Maine lawmakers thought so too. In 2015, after a contentious referendum on bear hunting, the Legislature passed a law doubling down on the residency requirement.

Federal courts, however, have disagreed, ruling that Maine’s residency and voter registration standards for signature gatherers run afoul of the U.S. Constitution.

Federal district court judge John Woodcock noted the conflicting interests in a February 2021 ruling. First, there is the desire to, essentially, keep Maine elections for Mainers by restricting petition signature gatherers to Maine residents and voters.
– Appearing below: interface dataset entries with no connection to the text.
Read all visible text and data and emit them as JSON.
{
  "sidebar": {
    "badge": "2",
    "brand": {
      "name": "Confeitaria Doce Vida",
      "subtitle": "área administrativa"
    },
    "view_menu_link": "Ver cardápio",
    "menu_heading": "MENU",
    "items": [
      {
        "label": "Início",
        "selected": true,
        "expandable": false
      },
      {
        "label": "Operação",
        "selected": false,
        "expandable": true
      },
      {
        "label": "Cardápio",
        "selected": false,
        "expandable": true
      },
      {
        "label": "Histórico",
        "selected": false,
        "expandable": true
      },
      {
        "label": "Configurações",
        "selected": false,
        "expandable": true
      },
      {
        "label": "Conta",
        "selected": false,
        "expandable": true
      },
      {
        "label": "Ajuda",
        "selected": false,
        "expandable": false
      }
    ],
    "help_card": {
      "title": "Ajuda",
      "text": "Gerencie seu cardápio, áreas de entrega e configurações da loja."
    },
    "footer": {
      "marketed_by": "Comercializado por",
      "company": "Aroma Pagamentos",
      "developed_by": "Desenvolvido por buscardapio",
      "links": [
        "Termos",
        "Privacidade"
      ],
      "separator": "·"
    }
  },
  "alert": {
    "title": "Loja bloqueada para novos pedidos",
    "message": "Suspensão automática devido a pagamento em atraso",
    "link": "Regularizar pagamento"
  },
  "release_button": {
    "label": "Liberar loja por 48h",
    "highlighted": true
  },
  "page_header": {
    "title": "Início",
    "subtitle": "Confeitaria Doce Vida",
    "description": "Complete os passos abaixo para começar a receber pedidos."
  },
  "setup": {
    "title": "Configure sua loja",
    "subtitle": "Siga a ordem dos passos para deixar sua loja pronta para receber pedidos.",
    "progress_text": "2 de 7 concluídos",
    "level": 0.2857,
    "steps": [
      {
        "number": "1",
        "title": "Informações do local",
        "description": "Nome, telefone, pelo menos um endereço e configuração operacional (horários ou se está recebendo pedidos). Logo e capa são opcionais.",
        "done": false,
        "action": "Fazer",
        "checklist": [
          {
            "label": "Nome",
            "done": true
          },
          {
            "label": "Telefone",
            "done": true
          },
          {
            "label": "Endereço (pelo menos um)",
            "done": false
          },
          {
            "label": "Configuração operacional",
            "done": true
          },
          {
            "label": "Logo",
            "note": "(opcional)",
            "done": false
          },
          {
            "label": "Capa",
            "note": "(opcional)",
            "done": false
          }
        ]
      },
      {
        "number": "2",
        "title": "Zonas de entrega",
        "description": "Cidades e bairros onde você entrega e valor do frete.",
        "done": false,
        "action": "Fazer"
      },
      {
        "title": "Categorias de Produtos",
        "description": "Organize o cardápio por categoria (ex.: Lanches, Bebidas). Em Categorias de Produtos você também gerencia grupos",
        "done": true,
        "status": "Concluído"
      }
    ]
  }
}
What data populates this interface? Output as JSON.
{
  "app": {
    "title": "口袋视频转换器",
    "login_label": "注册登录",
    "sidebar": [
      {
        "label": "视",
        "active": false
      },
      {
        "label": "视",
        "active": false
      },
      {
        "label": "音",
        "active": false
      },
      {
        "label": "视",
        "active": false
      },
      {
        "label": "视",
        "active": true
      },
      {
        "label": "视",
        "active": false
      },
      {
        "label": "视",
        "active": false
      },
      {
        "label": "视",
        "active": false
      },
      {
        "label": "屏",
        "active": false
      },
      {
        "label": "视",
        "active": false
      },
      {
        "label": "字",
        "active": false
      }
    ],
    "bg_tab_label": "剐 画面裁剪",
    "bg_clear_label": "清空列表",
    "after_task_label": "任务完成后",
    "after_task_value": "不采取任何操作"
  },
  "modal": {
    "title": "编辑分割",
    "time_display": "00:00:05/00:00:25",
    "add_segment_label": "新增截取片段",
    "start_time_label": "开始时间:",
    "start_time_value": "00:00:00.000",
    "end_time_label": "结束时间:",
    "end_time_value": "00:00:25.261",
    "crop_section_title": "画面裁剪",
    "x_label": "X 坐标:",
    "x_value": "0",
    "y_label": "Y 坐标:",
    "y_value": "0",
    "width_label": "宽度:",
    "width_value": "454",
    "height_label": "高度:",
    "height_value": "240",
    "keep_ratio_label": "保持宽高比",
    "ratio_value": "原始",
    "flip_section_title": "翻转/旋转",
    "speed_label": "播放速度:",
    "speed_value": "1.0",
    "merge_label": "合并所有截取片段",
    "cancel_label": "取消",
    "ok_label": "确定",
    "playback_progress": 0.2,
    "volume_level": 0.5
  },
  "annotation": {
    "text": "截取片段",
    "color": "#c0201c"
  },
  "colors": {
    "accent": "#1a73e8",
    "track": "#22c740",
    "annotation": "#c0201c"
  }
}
Second, there is the constitutionally required protection of free speech rights, which the U.S. Supreme Court has ruled include a broad swath of activities around elections and campaigning.

“On the one hand, the public has a strong interest in ensuring the freedom of speech and constitutionality of election laws,” Woodcock wrote in the 2021 decision. “On the other hand, the public has a strong interest in the regulation of referendum petitions and in protecting the integrity and grassroots nature of the direct initiative and people’s veto power.”

“The court recognizes that the public has strong competing interests on both sides but concludes the public has a greater interest in upholding its constitutionally protected freedom of speech,” Woodcock concluded.

He noted, and we’ll emphasize, those who sign citizen initiative petitions and people’s veto petitions must be registered Maine voters. That will continue to be true no matter what happens with Question 7. Signatures that can’t be verified to be from Maine voters are disqualified during an in-depth process where every signature is reviewed by a person.

Judge Woodcock’s ruling was upheld by the 1st Circuit Court of Appeals in July 2022. The residency and voter registration requirements “likely impose a severe burden on core political speech,” a three-judge panel wrote in their decision.

Since it has been ruled unconstitutional and is no longer enforced by the Maine Secretary of State’s Office, this provision should be removed from the Maine Constitution.

That’s what a yes vote on Question 7 would do.

It should be noted that even if Question 7 were to fail, that would not reinstate the requirement that signature gatherers reside and register to vote in Maine. That law is null and void because of the federal court rulings.

So, a yes vote on Question 7 does not change current law or practice in Maine. It simply ensures that the Maine Constitution is in line with the U.S. Constitution.

The Bangor Daily News editorial board members are Publisher Richard J. Warren, Opinion Editor Susan Young, Deputy Opinion Editor Matt Junker and BDN President Todd Benoit. Young has worked for the BDN...